The Origin of the term Vedanta
The term Vedanta literally meant ‘end of the Vedas’ or वेद्स्य अन्त: (Vedasya antaha) and deals with conclusion and goal of the Vedas and they represented the central aim and meaning of the teachings of the Veda.
The Vedas- an Introduction
The name Veda (वेद:) signifies wisdom, a genuine spirit of enquiry derived from the knowledge of Vedic Sages (Munis) who travelled the path of deep contemplation with a desire to investigate, inquire and understand the questions of philosophical nature pertaining to various aspect of our lives, spirituality, music, science and cosmos.
Most followers of Hinduism know that there are four vedas, now let us look a bit deeper into the meaning and context of each of the four vedas:
Rig Veda: The oldest document of the human history and oldest of the four vedas. Rg Veda comprises of songs of praise Rigvedic hymns are dedicated to deities, such as Indra, Vrtra; Agni, and Soma, including deities such as Adityias or Asura, gods Mitra–Varuna and Ushas (the dawn), Brihaspati or Brahmanaspati, along with natural phenomenons.
Yajur Veda: The Yajur veda primarily deals with sacrificial formulas or mantras and includes about 1,875 verses, that are distinct yet borrow and build upon the foundation of verses in Rigveda.
Sam Veda: The Samaveda is the Veda of Chants, or melodies (sāman) and the Rig verses. The Samaveda text contains notated melodies, and these are probably the world's oldest surviving ones.
Atharva Veda: The Atharva veda was the last of the vedas to be compiled around 900 BCE and involves rites to address superstitious anxiety, spells to remove maladies believed to be caused by demons, and herbs- and nature-derived potions as medicine (origin of Ayurveda is attributed to Atharva Vedic texts). Atharva veda also has been the primary source for information about Vedic culture, the customs and beliefs, the aspirations and frustrations of everyday Vedic life, as well as those associated with kings and governance. The text also includes hymns dealing with the two major rituals of passage – marriage and cremation.
Sections of the Vedas: Each Veda comprises of four sections, which are
As part of the Vedas the Upanishads belong to Sruti or revealed literature and are vehicles for more of spiritual illumination than of systemic reflection, revealing a world of rich and varied spiritual experience, rather than a world of abstract philosophical categories.
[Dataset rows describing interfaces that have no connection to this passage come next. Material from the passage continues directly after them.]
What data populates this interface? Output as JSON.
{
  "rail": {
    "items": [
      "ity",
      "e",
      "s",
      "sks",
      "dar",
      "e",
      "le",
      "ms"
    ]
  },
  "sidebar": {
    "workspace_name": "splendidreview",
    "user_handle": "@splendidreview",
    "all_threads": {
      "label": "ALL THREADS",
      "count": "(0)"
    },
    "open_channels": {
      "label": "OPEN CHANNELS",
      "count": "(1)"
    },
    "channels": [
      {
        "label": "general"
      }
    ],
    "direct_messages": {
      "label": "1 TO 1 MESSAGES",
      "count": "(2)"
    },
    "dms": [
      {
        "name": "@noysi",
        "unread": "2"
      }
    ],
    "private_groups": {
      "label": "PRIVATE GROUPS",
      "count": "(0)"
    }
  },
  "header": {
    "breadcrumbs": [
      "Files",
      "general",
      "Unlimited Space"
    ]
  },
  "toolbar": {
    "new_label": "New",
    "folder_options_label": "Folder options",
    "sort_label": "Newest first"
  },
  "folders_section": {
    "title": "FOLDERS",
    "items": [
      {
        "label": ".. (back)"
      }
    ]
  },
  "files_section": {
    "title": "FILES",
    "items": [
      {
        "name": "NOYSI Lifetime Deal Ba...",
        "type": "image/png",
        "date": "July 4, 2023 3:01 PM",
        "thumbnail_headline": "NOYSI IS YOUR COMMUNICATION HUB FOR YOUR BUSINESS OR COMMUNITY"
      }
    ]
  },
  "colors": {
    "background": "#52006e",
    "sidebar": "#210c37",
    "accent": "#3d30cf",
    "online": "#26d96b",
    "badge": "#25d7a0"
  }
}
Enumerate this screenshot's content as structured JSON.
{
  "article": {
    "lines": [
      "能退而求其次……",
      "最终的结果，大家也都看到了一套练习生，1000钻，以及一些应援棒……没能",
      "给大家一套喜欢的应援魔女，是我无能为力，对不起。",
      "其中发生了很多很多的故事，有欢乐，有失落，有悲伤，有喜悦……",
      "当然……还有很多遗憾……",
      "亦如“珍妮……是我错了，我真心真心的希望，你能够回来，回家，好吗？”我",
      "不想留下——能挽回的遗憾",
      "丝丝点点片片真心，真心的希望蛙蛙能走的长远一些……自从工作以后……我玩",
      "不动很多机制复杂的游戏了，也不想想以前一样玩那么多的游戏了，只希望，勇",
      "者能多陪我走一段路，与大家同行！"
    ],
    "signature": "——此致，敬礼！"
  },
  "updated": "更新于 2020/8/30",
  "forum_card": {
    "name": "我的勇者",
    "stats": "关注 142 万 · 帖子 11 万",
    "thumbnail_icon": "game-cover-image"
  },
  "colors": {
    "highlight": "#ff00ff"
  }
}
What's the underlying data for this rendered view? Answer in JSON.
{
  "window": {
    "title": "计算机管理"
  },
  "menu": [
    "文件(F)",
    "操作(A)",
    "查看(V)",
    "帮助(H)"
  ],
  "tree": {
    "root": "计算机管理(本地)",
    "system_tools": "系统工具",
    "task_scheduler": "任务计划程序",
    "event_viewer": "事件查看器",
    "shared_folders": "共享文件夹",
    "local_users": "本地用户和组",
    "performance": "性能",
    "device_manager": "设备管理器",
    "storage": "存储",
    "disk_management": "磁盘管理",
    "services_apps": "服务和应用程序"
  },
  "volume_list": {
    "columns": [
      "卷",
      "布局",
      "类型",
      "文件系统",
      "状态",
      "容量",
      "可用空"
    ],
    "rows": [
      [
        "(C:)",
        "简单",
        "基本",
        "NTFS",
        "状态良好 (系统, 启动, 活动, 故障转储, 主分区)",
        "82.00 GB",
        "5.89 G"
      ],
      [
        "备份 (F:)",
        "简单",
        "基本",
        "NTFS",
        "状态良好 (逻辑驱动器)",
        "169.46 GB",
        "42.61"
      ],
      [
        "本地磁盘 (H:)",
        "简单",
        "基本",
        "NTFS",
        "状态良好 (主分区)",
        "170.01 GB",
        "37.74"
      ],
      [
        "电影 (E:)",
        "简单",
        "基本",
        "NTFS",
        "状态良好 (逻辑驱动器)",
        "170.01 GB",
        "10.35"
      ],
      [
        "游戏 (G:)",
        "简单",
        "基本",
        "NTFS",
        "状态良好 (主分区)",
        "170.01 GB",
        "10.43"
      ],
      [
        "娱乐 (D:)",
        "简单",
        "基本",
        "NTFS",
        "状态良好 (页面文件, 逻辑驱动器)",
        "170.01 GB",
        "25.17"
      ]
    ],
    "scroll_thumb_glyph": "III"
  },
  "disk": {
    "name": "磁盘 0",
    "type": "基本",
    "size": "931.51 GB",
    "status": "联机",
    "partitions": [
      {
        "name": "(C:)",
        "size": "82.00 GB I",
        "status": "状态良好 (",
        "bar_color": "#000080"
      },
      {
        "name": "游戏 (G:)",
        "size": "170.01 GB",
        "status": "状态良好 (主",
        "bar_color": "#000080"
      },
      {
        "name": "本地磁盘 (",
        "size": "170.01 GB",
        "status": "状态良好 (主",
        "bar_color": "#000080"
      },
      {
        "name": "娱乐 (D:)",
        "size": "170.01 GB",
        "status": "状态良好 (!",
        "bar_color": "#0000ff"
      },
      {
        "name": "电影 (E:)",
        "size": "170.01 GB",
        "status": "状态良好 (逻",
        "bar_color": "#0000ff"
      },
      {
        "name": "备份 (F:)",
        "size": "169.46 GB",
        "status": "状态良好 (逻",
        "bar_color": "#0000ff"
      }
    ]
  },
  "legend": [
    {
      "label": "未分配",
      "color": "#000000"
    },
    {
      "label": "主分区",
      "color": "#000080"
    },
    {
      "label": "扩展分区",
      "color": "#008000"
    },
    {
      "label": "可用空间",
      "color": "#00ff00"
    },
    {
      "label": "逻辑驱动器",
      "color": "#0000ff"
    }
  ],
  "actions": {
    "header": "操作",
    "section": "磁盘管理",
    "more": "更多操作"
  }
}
One of the chief reason the Upanishads are called the end of the Vedas or Vedanta as they deal with conclusion and goal of the Vedas and they represented the central aim and meaning of the teachings of the Veda, thus the content of the Upanishads is the wisdom of the Vedas.
The principal or mukhya Upanishads are said to be Ten (10) although most scholars consider them to be thirteen (13). However the great Samkara commented on Eleven (11) Upanishads.
Each Upanishad is associated with one or more than one Veda.
Name of the Upanishad Vedas to which they are associated
Isa Upanishad Yajur Veda
Kena Upanishad Sam Veda
Katha Upanishad Yajur Veda
Prasna Upanishad Atharva Veda
Maandukya Upanishad Atharva Veda
Taittriya Upanishad YajurVeda
Aitareya Upanishad Rig Veda
Chandogya Upanishad Sam Veda
Bṛhadāraṇyaka Upanishad Yajur Veda
Shvetashvatara Upanishad Yajur Veda
About this section
This page hosts articles that are produced from my contemplation on topics and principles of Vedanta, which I prefer to see in the context of modern life and scientific education.
One question that has been bothering mankind since time immemorial is, what happens to us, where do we go once our body is dissolved. Various theories have been proposed by systems after systems, the dualists speak of threefold eschatology, where when a man dies he goes to heaven or goes to the sphere of the wicked persons to roam as ghosts and demons or falls back to earth only to be reborn as animals, here the non-dualists or Advaitists ask, how can one come and go, and to what place, especially when one is infinite? The very question of birth and death concerning this soul turns out to be nonsensical, as the soul or the self of the man is omnipresent and everywhere and the talks of birth and death, of havens and higher, havens, are a childish dream and vanishes the moment one realizes the truth.